- What is expected: Write out all of the entries that follow, word for word, but skip the pictures.

Stored records
◇ ◇ ◇ ◇ ◇
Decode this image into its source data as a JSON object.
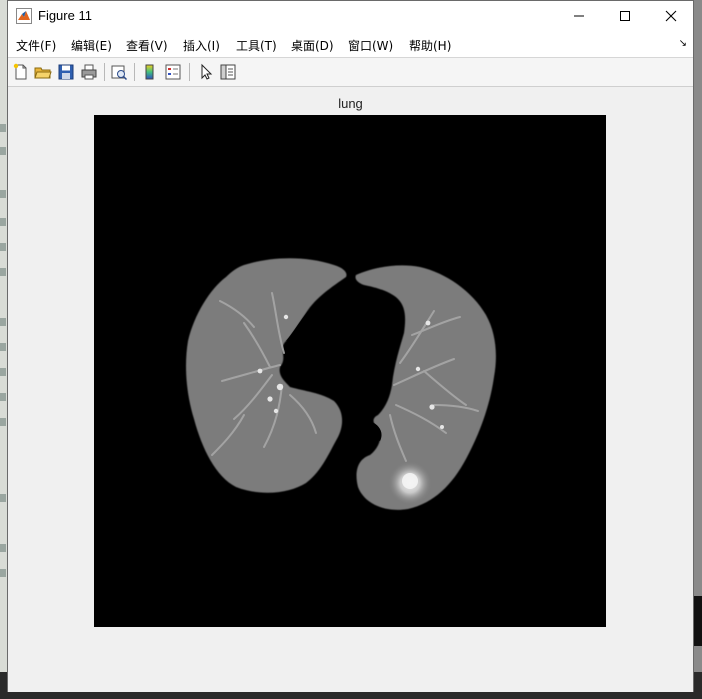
{
  "window": {
    "title": "Figure 11",
    "icon": "matlab-icon"
  },
  "menubar": {
    "items": [
      {
        "label": "文件(F)"
      },
      {
        "label": "编辑(E)"
      },
      {
        "label": "查看(V)"
      },
      {
        "label": "插入(I)"
      },
      {
        "label": "工具(T)"
      },
      {
        "label": "桌面(D)"
      },
      {
        "label": "窗口(W)"
      },
      {
        "label": "帮助(H)"
      }
    ],
    "overflow_glyph": "↘"
  },
  "toolbar": {
    "icons": [
      "new-figure-icon",
      "open-file-icon",
      "save-icon",
      "print-icon",
      "print-preview-icon",
      "colorbar-icon",
      "legend-icon",
      "select-arrow-icon",
      "property-inspector-icon"
    ]
  },
  "axes": {
    "title": "lung"
  },
  "colors": {
    "axes_background": "#000000",
    "tissue": "#7c7c7c",
    "window_bg": "#f0f0f0"
  }
}
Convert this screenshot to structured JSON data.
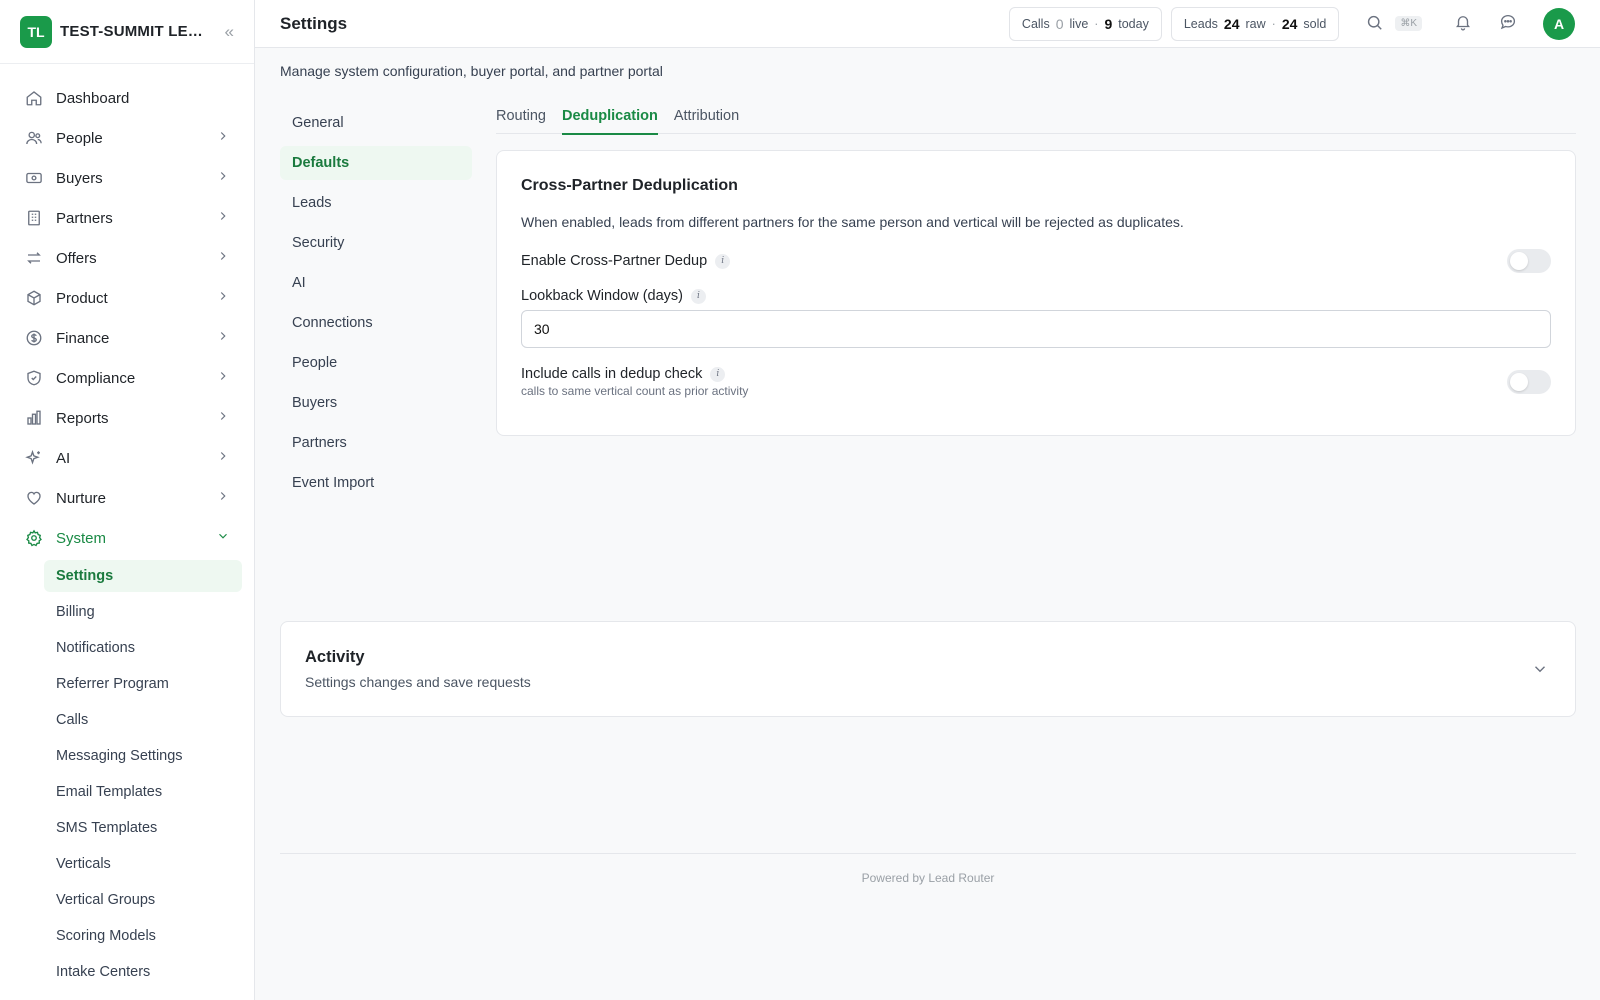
{
  "brand": {
    "initials": "TL",
    "name": "TEST-SUMMIT LEAD..."
  },
  "nav": [
    {
      "label": "Dashboard"
    },
    {
      "label": "People"
    },
    {
      "label": "Buyers"
    },
    {
      "label": "Partners"
    },
    {
      "label": "Offers"
    },
    {
      "label": "Product"
    },
    {
      "label": "Finance"
    },
    {
      "label": "Compliance"
    },
    {
      "label": "Reports"
    },
    {
      "label": "AI"
    },
    {
      "label": "Nurture"
    },
    {
      "label": "System"
    }
  ],
  "system_sub": [
    "Settings",
    "Billing",
    "Notifications",
    "Referrer Program",
    "Calls",
    "Messaging Settings",
    "Email Templates",
    "SMS Templates",
    "Verticals",
    "Vertical Groups",
    "Scoring Models",
    "Intake Centers"
  ],
  "header": {
    "title": "Settings",
    "calls": {
      "label": "Calls",
      "live": "0",
      "live_label": "live",
      "today": "9",
      "today_label": "today"
    },
    "leads": {
      "label": "Leads",
      "raw": "24",
      "raw_label": "raw",
      "sold": "24",
      "sold_label": "sold"
    },
    "shortcut": "⌘K",
    "avatar": "A"
  },
  "page": {
    "subtitle": "Manage system configuration, buyer portal, and partner portal"
  },
  "settings_nav": [
    "General",
    "Defaults",
    "Leads",
    "Security",
    "AI",
    "Connections",
    "People",
    "Buyers",
    "Partners",
    "Event Import"
  ],
  "tabs": [
    "Routing",
    "Deduplication",
    "Attribution"
  ],
  "card": {
    "title": "Cross-Partner Deduplication",
    "description": "When enabled, leads from different partners for the same person and vertical will be rejected as duplicates.",
    "enable_label": "Enable Cross-Partner Dedup",
    "lookback_label": "Lookback Window (days)",
    "lookback_value": "30",
    "include_calls_label": "Include calls in dedup check",
    "include_calls_hint": "calls to same vertical count as prior activity",
    "enable_on": false,
    "include_calls_on": false
  },
  "activity": {
    "title": "Activity",
    "subtitle": "Settings changes and save requests"
  },
  "footer": "Powered by Lead Router",
  "colors": {
    "accent": "#1a8a45",
    "brand": "#1a9a4a"
  }
}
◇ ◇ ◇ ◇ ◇
- Completed exercise:
Decode this image into its source data as a JSON object.
{
  "window": {
    "title": "Figure 11",
    "icon": "matlab-icon"
  },
  "menubar": {
    "items": [
      {
        "label": "文件(F)"
      },
      {
        "label": "编辑(E)"
      },
      {
        "label": "查看(V)"
      },
      {
        "label": "插入(I)"
      },
      {
        "label": "工具(T)"
      },
      {
        "label": "桌面(D)"
      },
      {
        "label": "窗口(W)"
      },
      {
        "label": "帮助(H)"
      }
    ],
    "overflow_glyph": "↘"
  },
  "toolbar": {
    "icons": [
      "new-figure-icon",
      "open-file-icon",
      "save-icon",
      "print-icon",
      "print-preview-icon",
      "colorbar-icon",
      "legend-icon",
      "select-arrow-icon",
      "property-inspector-icon"
    ]
  },
  "axes": {
    "title": "lung"
  },
  "colors": {
    "axes_background": "#000000",
    "tissue": "#7c7c7c",
    "window_bg": "#f0f0f0"
  }
}
Convert this screenshot to structured JSON data.
{
  "brand": {
    "initials": "TL",
    "name": "TEST-SUMMIT LEAD..."
  },
  "nav": [
    {
      "label": "Dashboard"
    },
    {
      "label": "People"
    },
    {
      "label": "Buyers"
    },
    {
      "label": "Partners"
    },
    {
      "label": "Offers"
    },
    {
      "label": "Product"
    },
    {
      "label": "Finance"
    },
    {
      "label": "Compliance"
    },
    {
      "label": "Reports"
    },
    {
      "label": "AI"
    },
    {
      "label": "Nurture"
    },
    {
      "label": "System"
    }
  ],
  "system_sub": [
    "Settings",
    "Billing",
    "Notifications",
    "Referrer Program",
    "Calls",
    "Messaging Settings",
    "Email Templates",
    "SMS Templates",
    "Verticals",
    "Vertical Groups",
    "Scoring Models",
    "Intake Centers"
  ],
  "header": {
    "title": "Settings",
    "calls": {
      "label": "Calls",
      "live": "0",
      "live_label": "live",
      "today": "9",
      "today_label": "today"
    },
    "leads": {
      "label": "Leads",
      "raw": "24",
      "raw_label": "raw",
      "sold": "24",
      "sold_label": "sold"
    },
    "shortcut": "⌘K",
    "avatar": "A"
  },
  "page": {
    "subtitle": "Manage system configuration, buyer portal, and partner portal"
  },
  "settings_nav": [
    "General",
    "Defaults",
    "Leads",
    "Security",
    "AI",
    "Connections",
    "People",
    "Buyers",
    "Partners",
    "Event Import"
  ],
  "tabs": [
    "Routing",
    "Deduplication",
    "Attribution"
  ],
  "card": {
    "title": "Cross-Partner Deduplication",
    "description": "When enabled, leads from different partners for the same person and vertical will be rejected as duplicates.",
    "enable_label": "Enable Cross-Partner Dedup",
    "lookback_label": "Lookback Window (days)",
    "lookback_value": "30",
    "include_calls_label": "Include calls in dedup check",
    "include_calls_hint": "calls to same vertical count as prior activity",
    "enable_on": false,
    "include_calls_on": false
  },
  "activity": {
    "title": "Activity",
    "subtitle": "Settings changes and save requests"
  },
  "footer": "Powered by Lead Router",
  "colors": {
    "accent": "#1a8a45",
    "brand": "#1a9a4a"
  }
}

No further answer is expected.